The harrowing new Canadian drama Zooey and Adam comes advertised as an example of “Solo Cinema,” meaning that it was conceived, filmed, and edited by a single individual. But filmmaker Sean Garrity rejects the idea that he was operating as some sort of one-man-band.
“The film belongs to my actors as much as it belongs to me,” says the Winnipeg-based director who developed the project in close collaboration with a pair of local performers — Tom Keenan and Daria Puttatert — in an attempt to get back to the exploratory style he had utilized on his acclaimed debut feature Inertia (2001).
“I wanted to repeat that process with some variations,” he explains. “On Inertia, we did a lot of rehearsals in my basement, so the actors had the advantage: they could pretend that they were anyone, or that they were going anywhere. I thought it would be interesting to put them out into the real world and force them to improvise with whatever is happening to them.”
Garrity devised a three-page outline for a story about a newlywed couple dealing with the fallout of a shared trauma and then led his actors through a series of exercises to flesh out the backstory.
“We had them meet for the first time, go on a first date, and I actually threw a little wedding for them,” says Garrity.
This carefully cultivated sense of intimacy — plus the fact that the actors weren’t informed of the story’s overall arc — accounts for much of the film’s power.
During its initial run on the festival circuit, Zooey and Adam became a flashpoint for controversy, with a lot of the debate focused around a fateful decision made by its female protagonist.

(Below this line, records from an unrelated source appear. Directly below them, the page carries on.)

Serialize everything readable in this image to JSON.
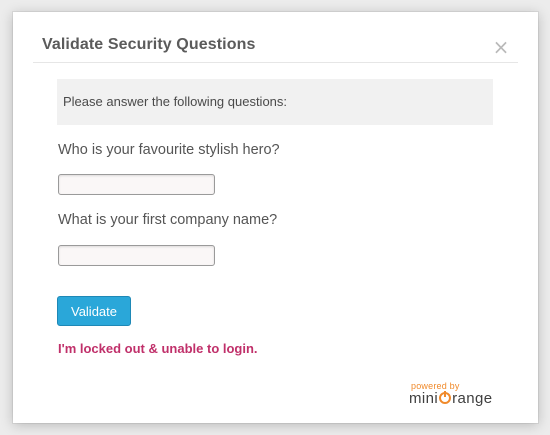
{
  "dialog": {
    "title": "Validate Security Questions",
    "close_symbol": "×",
    "instruction": "Please answer the following questions:"
  },
  "questions": [
    {
      "label": "Who is your favourite stylish hero?",
      "value": "",
      "placeholder": ""
    },
    {
      "label": "What is your first company name?",
      "value": "",
      "placeholder": ""
    }
  ],
  "actions": {
    "validate_label": "Validate",
    "locked_out_label": "I'm locked out & unable to login."
  },
  "branding": {
    "powered_by": "powered by",
    "brand_prefix": "mini",
    "brand_suffix": "range",
    "brand_color": "#f08a2b"
  },
  "colors": {
    "accent": "#2aa7d9",
    "link": "#c0306a"
  },
  "icons": {
    "close": "close-icon",
    "brand_logo": "miniorange-logo-icon"
  }
}
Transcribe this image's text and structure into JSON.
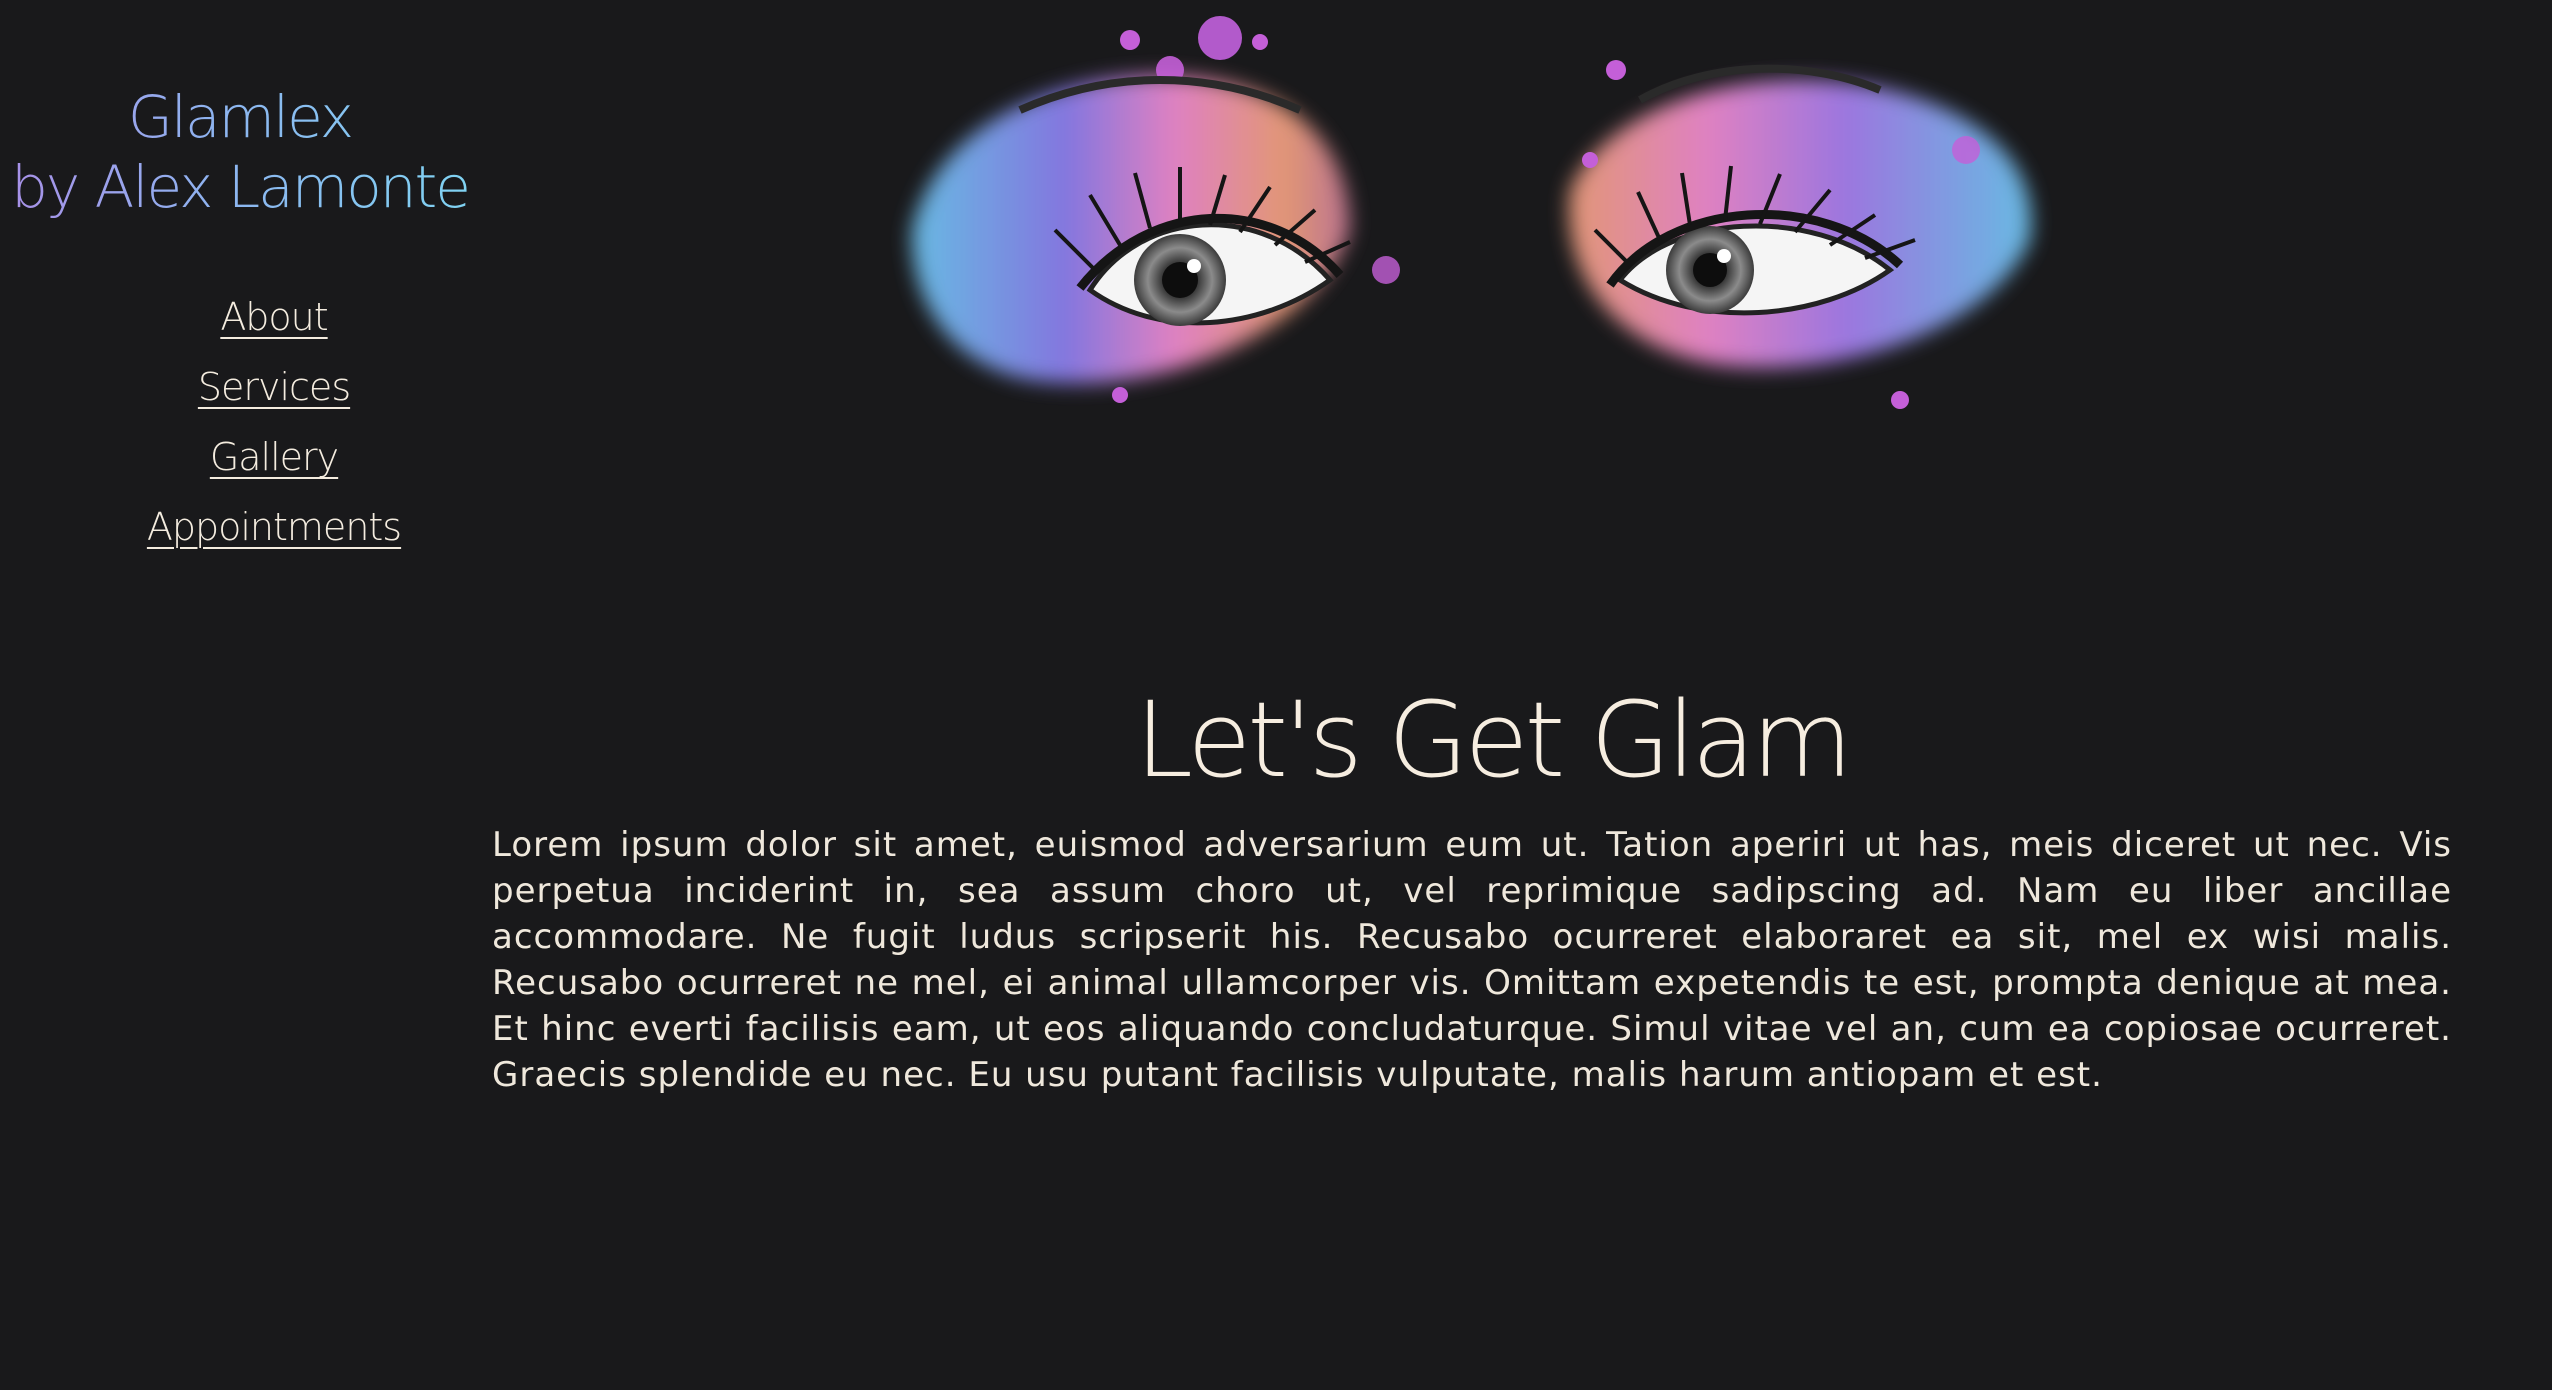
{
  "brand": {
    "line1": "Glamlex",
    "line2": "by Alex Lamonte",
    "gradient_colors": [
      "#a98fe7",
      "#8eb4f0",
      "#7fd4f2"
    ]
  },
  "nav": {
    "items": [
      {
        "label": "About"
      },
      {
        "label": "Services"
      },
      {
        "label": "Gallery"
      },
      {
        "label": "Appointments"
      }
    ]
  },
  "hero": {
    "image": "colorful-eyeshadow-eyes-illustration"
  },
  "main": {
    "headline": "Let's Get Glam",
    "paragraph": "Lorem ipsum dolor sit amet, euismod adversarium eum ut. Tation aperiri ut has, meis diceret ut nec. Vis perpetua inciderint in, sea assum choro ut, vel reprimique sadipscing ad. Nam eu liber ancillae accommodare. Ne fugit ludus scripserit his. Recusabo ocurreret elaboraret ea sit, mel ex wisi malis. Recusabo ocurreret ne mel, ei animal ullamcorper vis. Omittam expetendis te est, prompta denique at mea. Et hinc everti facilisis eam, ut eos aliquando concludaturque. Simul vitae vel an, cum ea copiosae ocurreret. Graecis splendide eu nec. Eu usu putant facilisis vulputate, malis harum antiopam et est."
  },
  "colors": {
    "background": "#19191b",
    "text": "#f3ead9"
  }
}
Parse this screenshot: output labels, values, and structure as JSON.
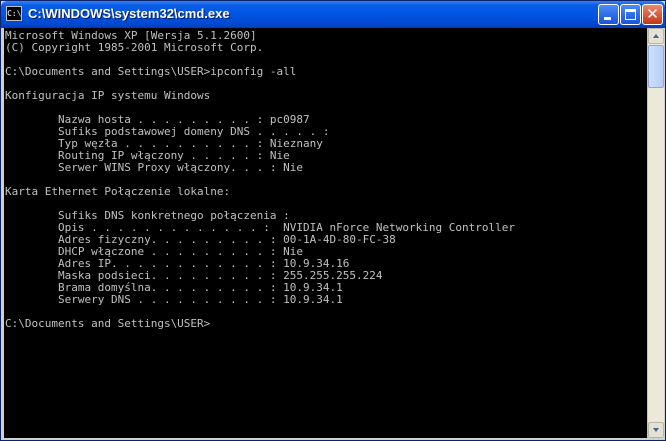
{
  "window": {
    "title": "C:\\WINDOWS\\system32\\cmd.exe",
    "icon_label": "C:\\",
    "icon": "cmd-icon",
    "buttons": [
      "minimize-icon",
      "maximize-icon",
      "close-icon"
    ],
    "colors": {
      "console_background": "#000000",
      "console_text": "#c0c0c0",
      "titlebar": "#0054e3"
    }
  },
  "console": {
    "lines": [
      "Microsoft Windows XP [Wersja 5.1.2600]",
      "(C) Copyright 1985-2001 Microsoft Corp.",
      "",
      "C:\\Documents and Settings\\USER>ipconfig -all",
      "",
      "Konfiguracja IP systemu Windows",
      "",
      "        Nazwa hosta . . . . . . . . . : pc0987",
      "        Sufiks podstawowej domeny DNS . . . . . :",
      "        Typ węzła . . . . . . . . . . : Nieznany",
      "        Routing IP włączony . . . . . : Nie",
      "        Serwer WINS Proxy włączony. . . : Nie",
      "",
      "Karta Ethernet Połączenie lokalne:",
      "",
      "        Sufiks DNS konkretnego połączenia :",
      "        Opis . . . . . . . . . . . . . :  NVIDIA nForce Networking Controller",
      "        Adres fizyczny. . . . . . . . . : 00-1A-4D-80-FC-38",
      "        DHCP włączone . . . . . . . . . : Nie",
      "        Adres IP. . . . . . . . . . . . : 10.9.34.16",
      "        Maska podsieci. . . . . . . . . : 255.255.255.224",
      "        Brama domyślna. . . . . . . . . : 10.9.34.1",
      "        Serwery DNS . . . . . . . . . . : 10.9.34.1",
      "",
      "C:\\Documents and Settings\\USER>"
    ]
  }
}
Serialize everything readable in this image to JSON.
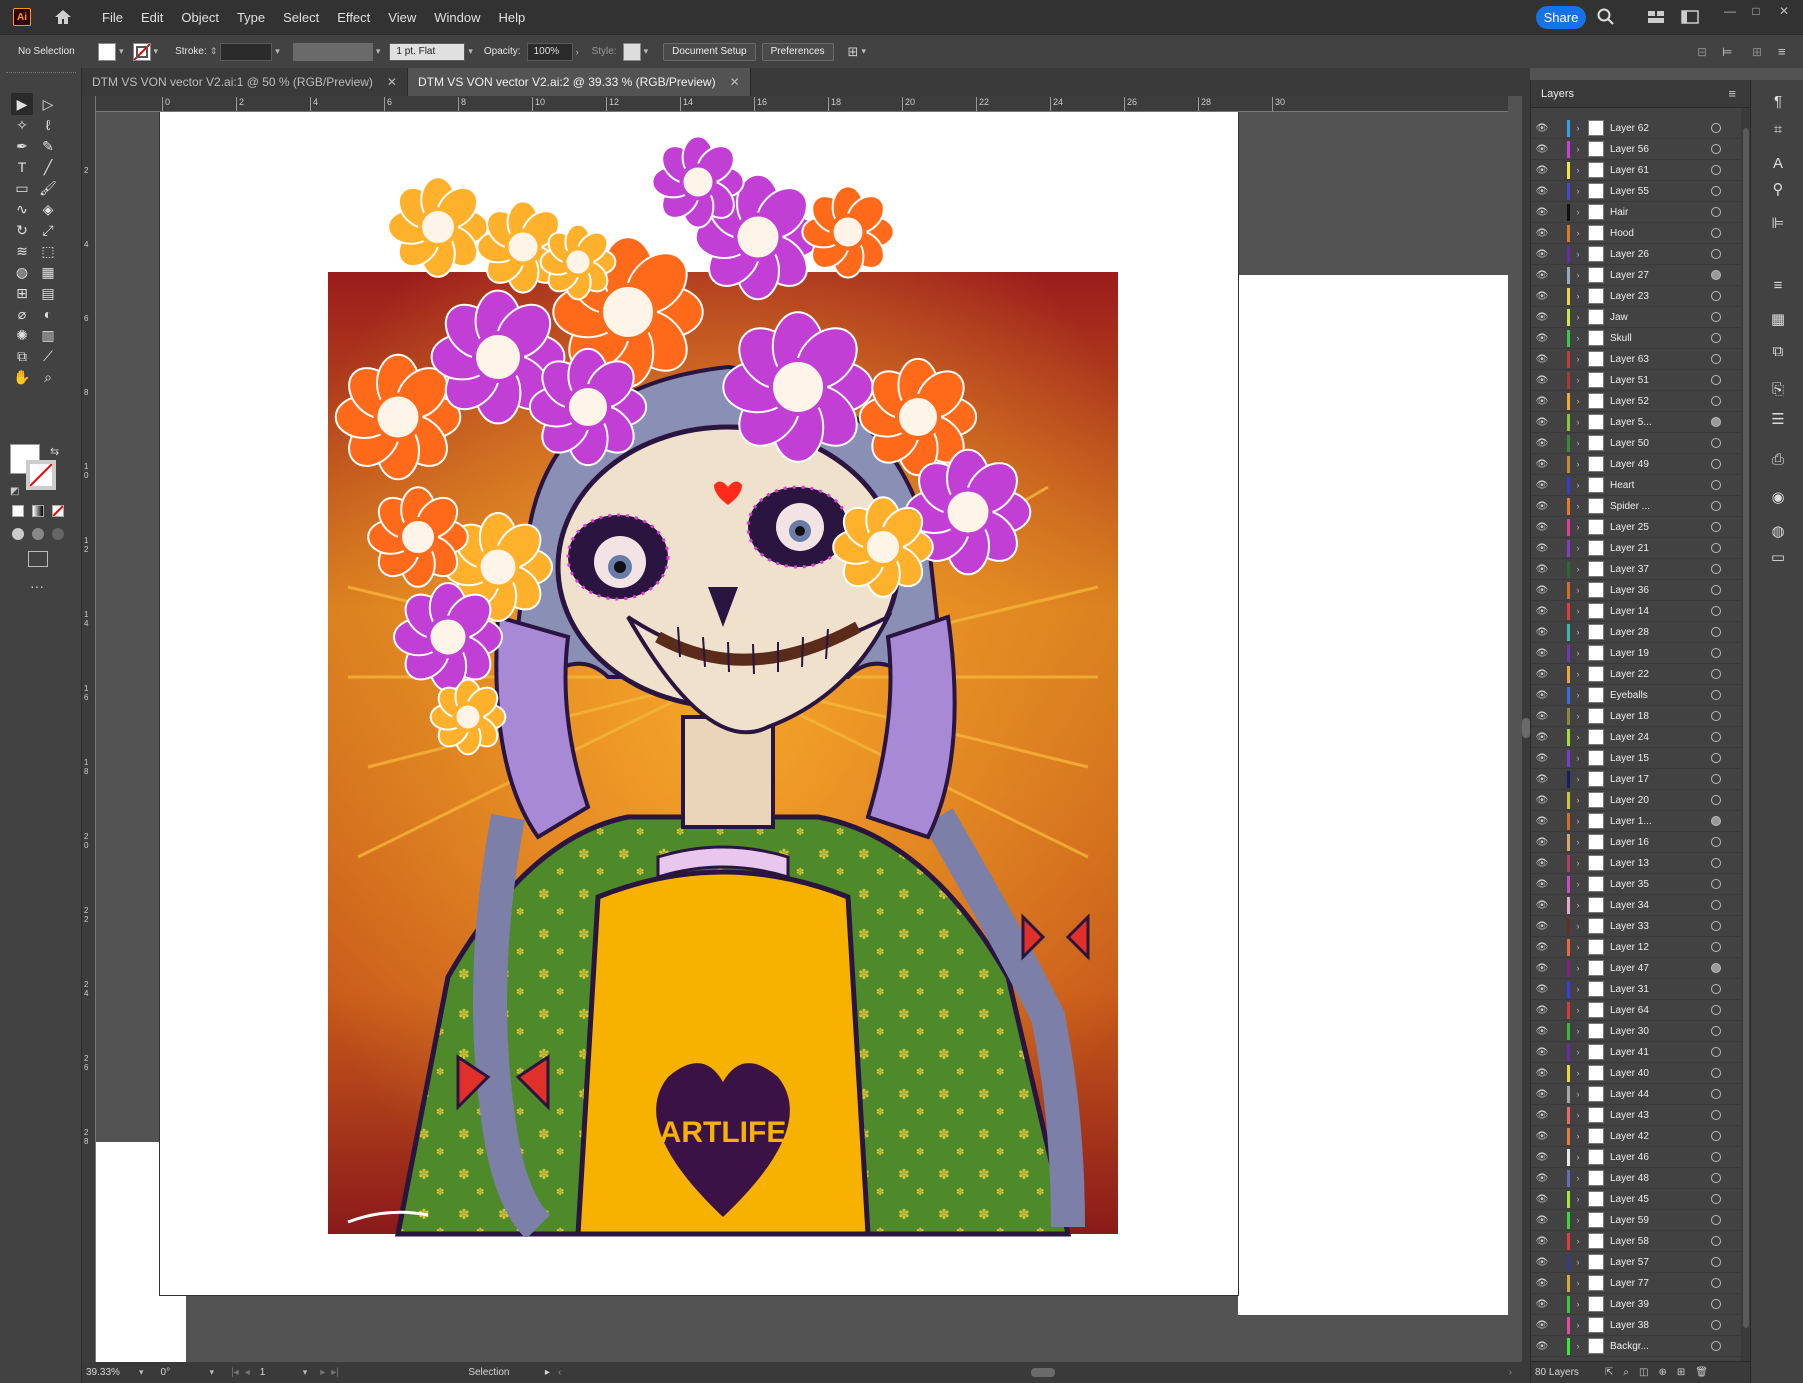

“I have been surprised by the way some people have responded to the film,” says Garrity, who insists that he wasn’t aiming for shock value.